◆ SOURCE DATA:
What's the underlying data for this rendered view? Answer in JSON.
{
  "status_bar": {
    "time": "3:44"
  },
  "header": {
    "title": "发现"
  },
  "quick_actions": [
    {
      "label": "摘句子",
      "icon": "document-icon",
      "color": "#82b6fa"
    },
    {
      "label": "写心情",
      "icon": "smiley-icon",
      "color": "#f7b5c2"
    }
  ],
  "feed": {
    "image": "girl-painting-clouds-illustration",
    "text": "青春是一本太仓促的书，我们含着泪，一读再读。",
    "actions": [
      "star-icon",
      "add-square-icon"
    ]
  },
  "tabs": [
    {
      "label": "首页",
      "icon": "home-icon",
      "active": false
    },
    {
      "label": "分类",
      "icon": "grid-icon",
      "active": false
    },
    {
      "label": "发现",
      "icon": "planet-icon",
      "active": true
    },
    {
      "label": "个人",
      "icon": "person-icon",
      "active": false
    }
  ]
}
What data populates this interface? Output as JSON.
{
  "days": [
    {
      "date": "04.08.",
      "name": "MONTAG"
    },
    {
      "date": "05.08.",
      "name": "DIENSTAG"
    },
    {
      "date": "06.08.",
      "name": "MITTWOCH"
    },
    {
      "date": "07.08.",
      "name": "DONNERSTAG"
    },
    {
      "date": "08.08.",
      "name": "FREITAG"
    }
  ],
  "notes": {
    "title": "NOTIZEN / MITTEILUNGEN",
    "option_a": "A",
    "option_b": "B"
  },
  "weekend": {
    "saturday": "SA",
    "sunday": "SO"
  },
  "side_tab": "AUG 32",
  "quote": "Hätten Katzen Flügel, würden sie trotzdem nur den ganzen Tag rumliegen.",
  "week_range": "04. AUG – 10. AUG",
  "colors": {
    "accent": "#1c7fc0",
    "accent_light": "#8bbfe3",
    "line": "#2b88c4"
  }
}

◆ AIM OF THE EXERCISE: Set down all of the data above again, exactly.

◆ ANSWER FOR THE TASK:
What's the underlying data for this rendered view? Answer in JSON.
{
  "status_bar": {
    "time": "3:44"
  },
  "header": {
    "title": "发现"
  },
  "quick_actions": [
    {
      "label": "摘句子",
      "icon": "document-icon",
      "color": "#82b6fa"
    },
    {
      "label": "写心情",
      "icon": "smiley-icon",
      "color": "#f7b5c2"
    }
  ],
  "feed": {
    "image": "girl-painting-clouds-illustration",
    "text": "青春是一本太仓促的书，我们含着泪，一读再读。",
    "actions": [
      "star-icon",
      "add-square-icon"
    ]
  },
  "tabs": [
    {
      "label": "首页",
      "icon": "home-icon",
      "active": false
    },
    {
      "label": "分类",
      "icon": "grid-icon",
      "active": false
    },
    {
      "label": "发现",
      "icon": "planet-icon",
      "active": true
    },
    {
      "label": "个人",
      "icon": "person-icon",
      "active": false
    }
  ]
}
What data populates this interface? Output as JSON.
{
  "days": [
    {
      "date": "04.08.",
      "name": "MONTAG"
    },
    {
      "date": "05.08.",
      "name": "DIENSTAG"
    },
    {
      "date": "06.08.",
      "name": "MITTWOCH"
    },
    {
      "date": "07.08.",
      "name": "DONNERSTAG"
    },
    {
      "date": "08.08.",
      "name": "FREITAG"
    }
  ],
  "notes": {
    "title": "NOTIZEN / MITTEILUNGEN",
    "option_a": "A",
    "option_b": "B"
  },
  "weekend": {
    "saturday": "SA",
    "sunday": "SO"
  },
  "side_tab": "AUG 32",
  "quote": "Hätten Katzen Flügel, würden sie trotzdem nur den ganzen Tag rumliegen.",
  "week_range": "04. AUG – 10. AUG",
  "colors": {
    "accent": "#1c7fc0",
    "accent_light": "#8bbfe3",
    "line": "#2b88c4"
  }
}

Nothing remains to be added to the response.